The rising heat and humidity meant heat index values near 100 by midday, a steam bath that will continue through Thursday evening, the National Weather Service said. More than 400 National Guardsmen have been deployed across the disaster area, and the death toll remains at 37, Kentucky Gov. Andy Beshear said.
Phillip Dix, the leader of a search-and-rescue team from Memphis, Tennessee, said his crew is used to intense heat and humidity, but the grind of 12-hour work days and the level of devastation they've seen in the flood-ravaged region was starting to take a toll.
“The guys are tired,” he said. "So you’ve got to watch them, make sure they’re hydrated more than usual.”
It was day six for his crew Wednesday as they resumed their search on foot and boats along the creeks and creekbeds of hard-hit Knott County.
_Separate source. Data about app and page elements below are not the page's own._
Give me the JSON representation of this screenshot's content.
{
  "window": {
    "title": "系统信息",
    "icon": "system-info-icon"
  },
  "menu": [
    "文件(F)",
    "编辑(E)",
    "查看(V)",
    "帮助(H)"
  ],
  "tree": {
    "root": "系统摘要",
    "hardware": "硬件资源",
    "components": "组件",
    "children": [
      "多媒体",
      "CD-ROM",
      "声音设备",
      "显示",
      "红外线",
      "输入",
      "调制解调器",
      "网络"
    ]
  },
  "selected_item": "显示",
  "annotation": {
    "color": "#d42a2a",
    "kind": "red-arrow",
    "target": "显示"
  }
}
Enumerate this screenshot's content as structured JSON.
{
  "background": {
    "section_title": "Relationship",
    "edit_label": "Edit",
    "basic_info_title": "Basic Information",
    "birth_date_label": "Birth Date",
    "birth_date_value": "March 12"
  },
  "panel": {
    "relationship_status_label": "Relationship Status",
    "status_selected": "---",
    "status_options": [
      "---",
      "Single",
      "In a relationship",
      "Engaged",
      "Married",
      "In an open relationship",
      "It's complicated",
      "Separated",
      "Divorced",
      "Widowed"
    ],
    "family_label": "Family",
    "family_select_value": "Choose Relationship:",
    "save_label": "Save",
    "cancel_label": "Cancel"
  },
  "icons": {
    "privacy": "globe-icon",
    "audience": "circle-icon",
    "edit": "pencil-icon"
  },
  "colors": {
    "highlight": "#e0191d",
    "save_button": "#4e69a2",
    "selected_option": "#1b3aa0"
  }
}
“It’s a job to us, but talking to the local people, that kind of brings it down to the human level, which our guys have to deal with," Dix said. "You can’t just turn that switch off when you’re talking to someone who’s lost everything they had.”
Dix's team rescued 16 people during one two-day stretch, he said. They had no cell service, no electricity, no way to get through the high water and some were running short of food. The team reunited families, but also found two bodies in creeks strewn with debris and downed trees.
“The area that we were in, the houses were just gone,” Dix said. "These people that have lost everything they’ve got, they still make it a point to thank us for being up here.”
This week's weather added to the hardships in Knott County, where Kirsten Gomez's husband and cousin were gutting their doublewide trailer of drywall, flooring and cabinets ruined by floodwaters from nearby Troublesome Creek.
“It is so miserable. The humidity is so high, it takes your breath,” Gomez said Tuesday. “Your clothes stick to you. Your hair sticks to you. This mud is caked on you. ... But I’m just blessed that we don’t have rain anymore.”
Cooling centers were opened after forecasters warned of the risk of heat-related illnesses in an advisory issued for the flood-ravaged area.
More than 1,300 people have been rescued, and crews were still trying to reach some people who remain cut off by floods or mudslides. About 5,000 customers still lacked electricity in eastern Kentucky as of Wednesday morning, according to Poweroutages.com. Emergency shelters housed hundreds of residents who had homes destroyed or damaged.
The historic flooding also hit areas just across the state line in Virginia and West Virginia, where some people also remained without power.
President Joe Biden declared a federal disaster to direct relief money to counties flooded after 8 to 10 1/2 inches (20 to 27 centimeters) of rain fell in just 48 hours last week in the Appalachian mountain region.
Schreiner reported from Frankfort, Ky. Rebecca Reynolds contributed from Louisville, Ky.